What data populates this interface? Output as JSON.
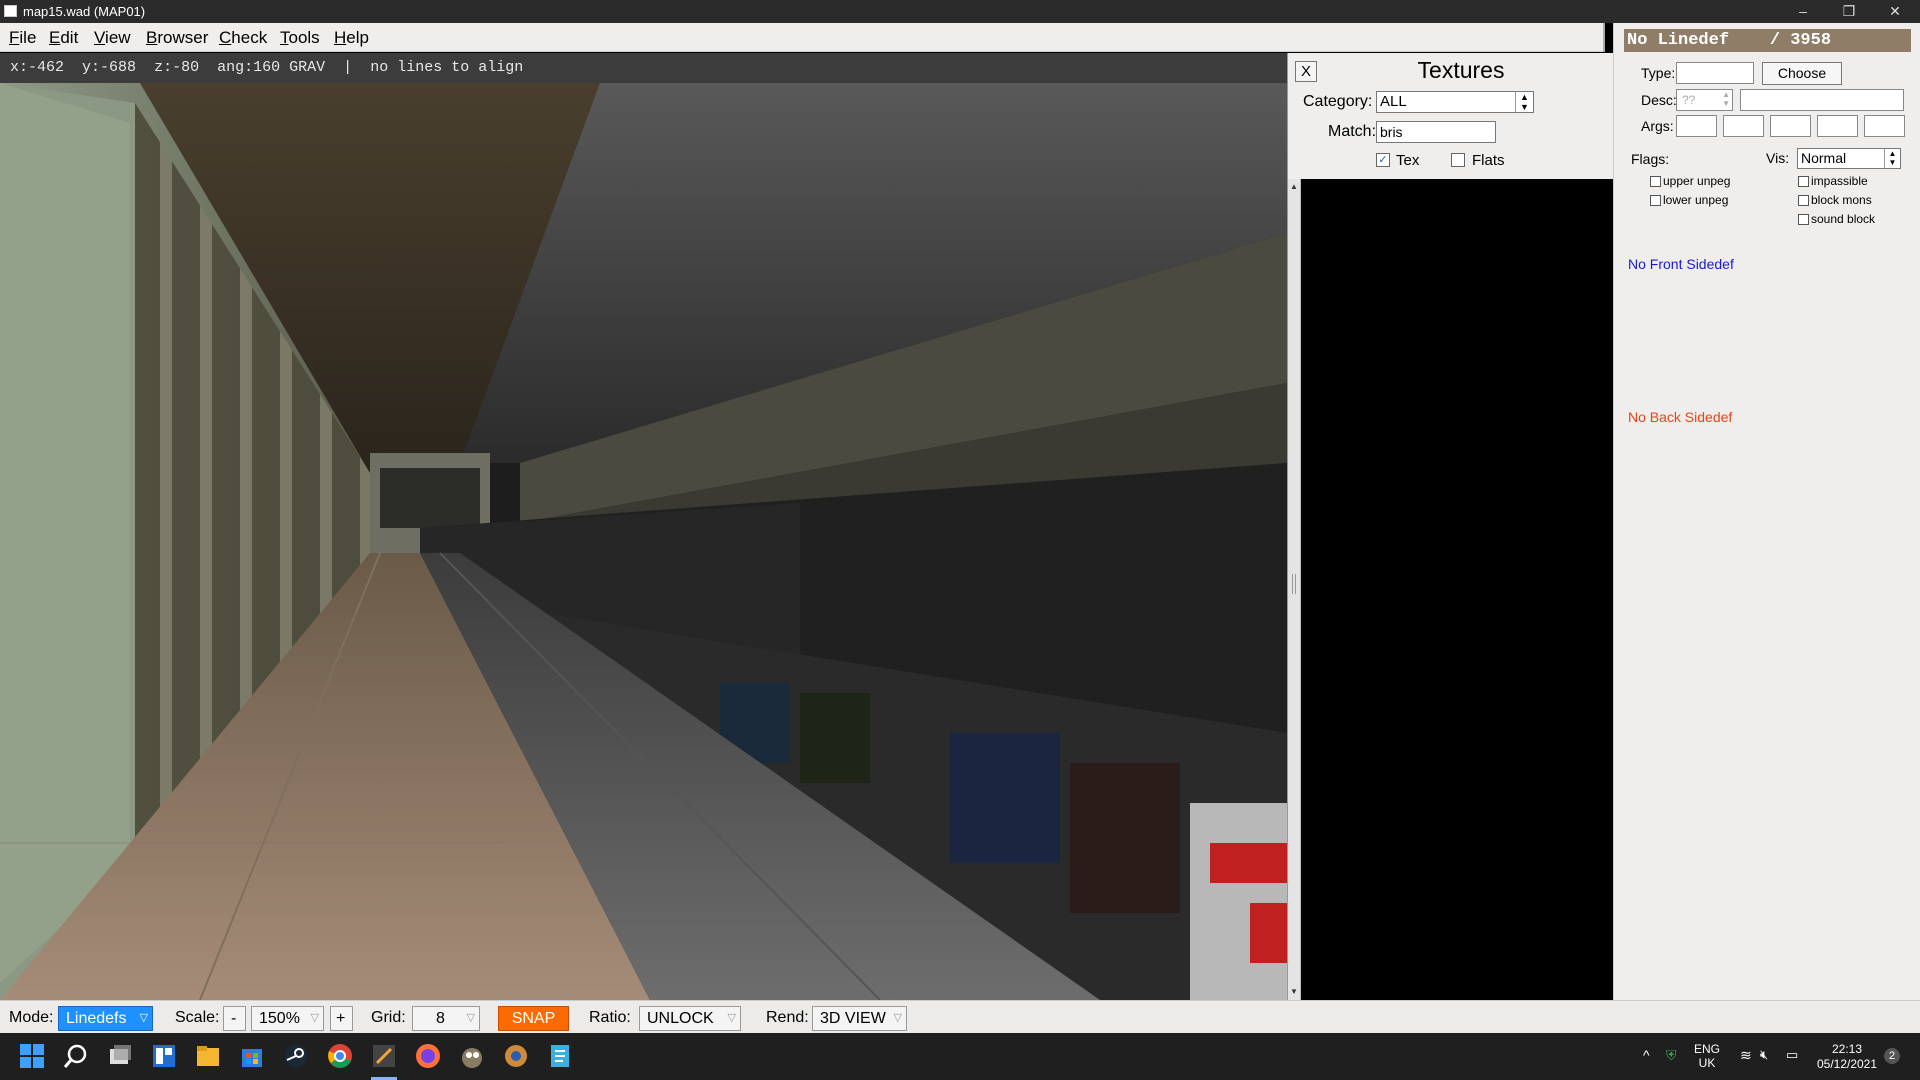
{
  "window": {
    "title": "map15.wad (MAP01)",
    "controls": {
      "minimize": "–",
      "restore": "❐",
      "close": "✕"
    }
  },
  "menu": [
    "File",
    "Edit",
    "View",
    "Browser",
    "Check",
    "Tools",
    "Help"
  ],
  "status": {
    "x": "x:-462",
    "y": "y:-688",
    "z": "z:-80",
    "ang": "ang:160",
    "grav": "GRAV",
    "sep": "|",
    "message": "no lines to align"
  },
  "textures_panel": {
    "close_label": "X",
    "title": "Textures",
    "category_label": "Category:",
    "category_value": "ALL",
    "match_label": "Match:",
    "match_value": "bris",
    "tex_label": "Tex",
    "tex_checked": true,
    "flats_label": "Flats",
    "flats_checked": false
  },
  "linedef_panel": {
    "header": "No Linedef    / 3958",
    "type_label": "Type:",
    "choose_label": "Choose",
    "desc_label": "Desc:",
    "desc_spinner": "??",
    "args_label": "Args:",
    "flags_label": "Flags:",
    "vis_label": "Vis:",
    "vis_value": "Normal",
    "flags": {
      "upper_unpeg": "upper unpeg",
      "lower_unpeg": "lower unpeg",
      "impassible": "impassible",
      "block_mons": "block mons",
      "sound_block": "sound block"
    },
    "front_sidedef": "No Front Sidedef",
    "back_sidedef": "No Back Sidedef",
    "colors": {
      "front": "#1a1ad6",
      "back": "#e0461a",
      "header_bg": "#8f7d67"
    }
  },
  "bottombar": {
    "mode_label": "Mode:",
    "mode_value": "Linedefs",
    "scale_label": "Scale:",
    "scale_minus": "-",
    "scale_value": "150%",
    "scale_plus": "+",
    "grid_label": "Grid:",
    "grid_value": "8",
    "snap_label": "SNAP",
    "ratio_label": "Ratio:",
    "ratio_value": "UNLOCK",
    "rend_label": "Rend:",
    "rend_value": "3D VIEW",
    "colors": {
      "mode": "#1e90ff",
      "snap": "#ff6a00"
    }
  },
  "taskbar": {
    "icons": [
      "windows-start-icon",
      "search-icon",
      "task-view-icon",
      "widgets-icon",
      "file-explorer-icon",
      "microsoft-store-icon",
      "steam-icon",
      "chrome-icon",
      "eureka-editor-icon",
      "firefox-icon",
      "gimp-icon",
      "slade-icon",
      "notepad-icon"
    ],
    "tray": {
      "language": "ENG",
      "region": "UK",
      "time": "22:13",
      "date": "05/12/2021",
      "notifications": "2"
    }
  }
}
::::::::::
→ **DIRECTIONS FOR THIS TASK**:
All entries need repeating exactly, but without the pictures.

→ **EXERCISE ANSWER**:
What data populates this interface? Output as JSON.
{
  "window": {
    "title": "map15.wad (MAP01)",
    "controls": {
      "minimize": "–",
      "restore": "❐",
      "close": "✕"
    }
  },
  "menu": [
    "File",
    "Edit",
    "View",
    "Browser",
    "Check",
    "Tools",
    "Help"
  ],
  "status": {
    "x": "x:-462",
    "y": "y:-688",
    "z": "z:-80",
    "ang": "ang:160",
    "grav": "GRAV",
    "sep": "|",
    "message": "no lines to align"
  },
  "textures_panel": {
    "close_label": "X",
    "title": "Textures",
    "category_label": "Category:",
    "category_value": "ALL",
    "match_label": "Match:",
    "match_value": "bris",
    "tex_label": "Tex",
    "tex_checked": true,
    "flats_label": "Flats",
    "flats_checked": false
  },
  "linedef_panel": {
    "header": "No Linedef    / 3958",
    "type_label": "Type:",
    "choose_label": "Choose",
    "desc_label": "Desc:",
    "desc_spinner": "??",
    "args_label": "Args:",
    "flags_label": "Flags:",
    "vis_label": "Vis:",
    "vis_value": "Normal",
    "flags": {
      "upper_unpeg": "upper unpeg",
      "lower_unpeg": "lower unpeg",
      "impassible": "impassible",
      "block_mons": "block mons",
      "sound_block": "sound block"
    },
    "front_sidedef": "No Front Sidedef",
    "back_sidedef": "No Back Sidedef",
    "colors": {
      "front": "#1a1ad6",
      "back": "#e0461a",
      "header_bg": "#8f7d67"
    }
  },
  "bottombar": {
    "mode_label": "Mode:",
    "mode_value": "Linedefs",
    "scale_label": "Scale:",
    "scale_minus": "-",
    "scale_value": "150%",
    "scale_plus": "+",
    "grid_label": "Grid:",
    "grid_value": "8",
    "snap_label": "SNAP",
    "ratio_label": "Ratio:",
    "ratio_value": "UNLOCK",
    "rend_label": "Rend:",
    "rend_value": "3D VIEW",
    "colors": {
      "mode": "#1e90ff",
      "snap": "#ff6a00"
    }
  },
  "taskbar": {
    "icons": [
      "windows-start-icon",
      "search-icon",
      "task-view-icon",
      "widgets-icon",
      "file-explorer-icon",
      "microsoft-store-icon",
      "steam-icon",
      "chrome-icon",
      "eureka-editor-icon",
      "firefox-icon",
      "gimp-icon",
      "slade-icon",
      "notepad-icon"
    ],
    "tray": {
      "language": "ENG",
      "region": "UK",
      "time": "22:13",
      "date": "05/12/2021",
      "notifications": "2"
    }
  }
}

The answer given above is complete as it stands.